◆ **What you will do**:
Report every line of the data that includes "Color".

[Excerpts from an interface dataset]
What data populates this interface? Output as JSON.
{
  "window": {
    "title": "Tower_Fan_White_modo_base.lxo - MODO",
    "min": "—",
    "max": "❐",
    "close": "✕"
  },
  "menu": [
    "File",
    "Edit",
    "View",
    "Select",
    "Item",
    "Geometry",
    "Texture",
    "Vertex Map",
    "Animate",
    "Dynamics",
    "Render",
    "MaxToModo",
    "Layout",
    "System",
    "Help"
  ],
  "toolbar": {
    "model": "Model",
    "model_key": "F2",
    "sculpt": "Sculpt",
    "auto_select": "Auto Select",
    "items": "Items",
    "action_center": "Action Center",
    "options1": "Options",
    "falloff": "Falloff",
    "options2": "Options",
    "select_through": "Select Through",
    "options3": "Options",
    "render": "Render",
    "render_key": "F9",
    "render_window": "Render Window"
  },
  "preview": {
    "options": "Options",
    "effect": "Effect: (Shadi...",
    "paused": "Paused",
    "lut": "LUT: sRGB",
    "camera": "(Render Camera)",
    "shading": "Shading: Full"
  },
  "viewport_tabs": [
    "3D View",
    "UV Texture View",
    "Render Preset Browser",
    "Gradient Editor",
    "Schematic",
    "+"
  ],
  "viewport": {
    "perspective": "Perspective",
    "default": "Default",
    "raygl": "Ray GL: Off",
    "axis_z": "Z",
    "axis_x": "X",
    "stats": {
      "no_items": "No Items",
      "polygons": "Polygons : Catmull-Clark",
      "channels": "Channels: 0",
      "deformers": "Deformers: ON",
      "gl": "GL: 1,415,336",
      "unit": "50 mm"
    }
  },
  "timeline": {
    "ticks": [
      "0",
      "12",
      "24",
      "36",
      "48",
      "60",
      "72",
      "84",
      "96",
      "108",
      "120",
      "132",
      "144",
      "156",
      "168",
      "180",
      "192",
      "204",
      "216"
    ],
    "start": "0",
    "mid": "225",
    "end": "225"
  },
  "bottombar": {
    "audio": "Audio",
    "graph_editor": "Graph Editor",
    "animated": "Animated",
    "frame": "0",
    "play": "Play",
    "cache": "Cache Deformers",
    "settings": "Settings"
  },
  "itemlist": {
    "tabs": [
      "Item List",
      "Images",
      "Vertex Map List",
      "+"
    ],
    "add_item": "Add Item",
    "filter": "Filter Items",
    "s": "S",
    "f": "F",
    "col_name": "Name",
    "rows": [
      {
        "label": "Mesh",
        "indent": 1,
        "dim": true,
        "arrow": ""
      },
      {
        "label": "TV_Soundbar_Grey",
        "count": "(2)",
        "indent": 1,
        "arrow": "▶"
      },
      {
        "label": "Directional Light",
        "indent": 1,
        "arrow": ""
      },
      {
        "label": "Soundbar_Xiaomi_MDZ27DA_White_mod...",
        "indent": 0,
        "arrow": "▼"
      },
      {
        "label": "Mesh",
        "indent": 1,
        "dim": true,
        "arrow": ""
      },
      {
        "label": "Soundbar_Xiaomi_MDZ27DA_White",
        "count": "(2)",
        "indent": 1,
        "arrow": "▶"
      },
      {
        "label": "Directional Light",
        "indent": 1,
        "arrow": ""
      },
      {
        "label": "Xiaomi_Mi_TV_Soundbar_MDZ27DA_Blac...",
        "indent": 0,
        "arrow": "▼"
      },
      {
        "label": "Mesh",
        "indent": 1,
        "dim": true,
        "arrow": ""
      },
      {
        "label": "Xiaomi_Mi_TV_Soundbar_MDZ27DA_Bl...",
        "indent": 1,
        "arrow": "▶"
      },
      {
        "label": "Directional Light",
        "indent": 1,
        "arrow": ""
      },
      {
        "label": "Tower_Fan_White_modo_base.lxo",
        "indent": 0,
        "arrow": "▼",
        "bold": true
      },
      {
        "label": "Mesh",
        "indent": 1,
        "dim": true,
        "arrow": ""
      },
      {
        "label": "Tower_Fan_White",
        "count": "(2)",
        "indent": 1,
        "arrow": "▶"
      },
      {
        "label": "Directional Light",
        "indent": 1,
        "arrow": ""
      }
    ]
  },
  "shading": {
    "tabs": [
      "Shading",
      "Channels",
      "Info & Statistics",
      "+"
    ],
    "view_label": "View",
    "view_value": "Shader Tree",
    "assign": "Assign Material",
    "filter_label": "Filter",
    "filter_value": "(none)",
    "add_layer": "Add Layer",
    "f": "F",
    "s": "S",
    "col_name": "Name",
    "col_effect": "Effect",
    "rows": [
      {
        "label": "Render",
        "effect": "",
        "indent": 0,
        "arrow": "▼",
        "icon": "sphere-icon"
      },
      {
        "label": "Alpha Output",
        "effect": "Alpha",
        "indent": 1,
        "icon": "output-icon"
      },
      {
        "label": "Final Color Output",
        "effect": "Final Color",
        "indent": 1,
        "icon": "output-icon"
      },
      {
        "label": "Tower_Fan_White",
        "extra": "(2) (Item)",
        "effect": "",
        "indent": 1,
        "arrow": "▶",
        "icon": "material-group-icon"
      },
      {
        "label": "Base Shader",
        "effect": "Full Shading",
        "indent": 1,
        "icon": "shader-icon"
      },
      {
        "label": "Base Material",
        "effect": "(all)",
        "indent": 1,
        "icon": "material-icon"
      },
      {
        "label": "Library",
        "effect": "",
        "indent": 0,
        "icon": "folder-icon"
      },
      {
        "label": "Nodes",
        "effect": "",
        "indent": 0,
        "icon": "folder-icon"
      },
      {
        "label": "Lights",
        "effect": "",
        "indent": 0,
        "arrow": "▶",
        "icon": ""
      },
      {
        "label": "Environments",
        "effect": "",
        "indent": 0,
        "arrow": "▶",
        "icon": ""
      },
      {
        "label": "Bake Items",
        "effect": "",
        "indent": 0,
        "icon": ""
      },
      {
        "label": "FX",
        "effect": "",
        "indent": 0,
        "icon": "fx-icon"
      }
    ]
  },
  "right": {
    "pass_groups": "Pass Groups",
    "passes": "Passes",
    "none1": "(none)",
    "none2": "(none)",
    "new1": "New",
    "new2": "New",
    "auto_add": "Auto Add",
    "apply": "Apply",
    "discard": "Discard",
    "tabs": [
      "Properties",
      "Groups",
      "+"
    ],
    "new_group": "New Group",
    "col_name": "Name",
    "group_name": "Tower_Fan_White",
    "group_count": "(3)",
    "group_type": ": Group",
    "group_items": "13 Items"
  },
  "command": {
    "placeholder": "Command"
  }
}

◆ **Task output**:
        "label": "Final Color Output",
        "effect": "Final Color",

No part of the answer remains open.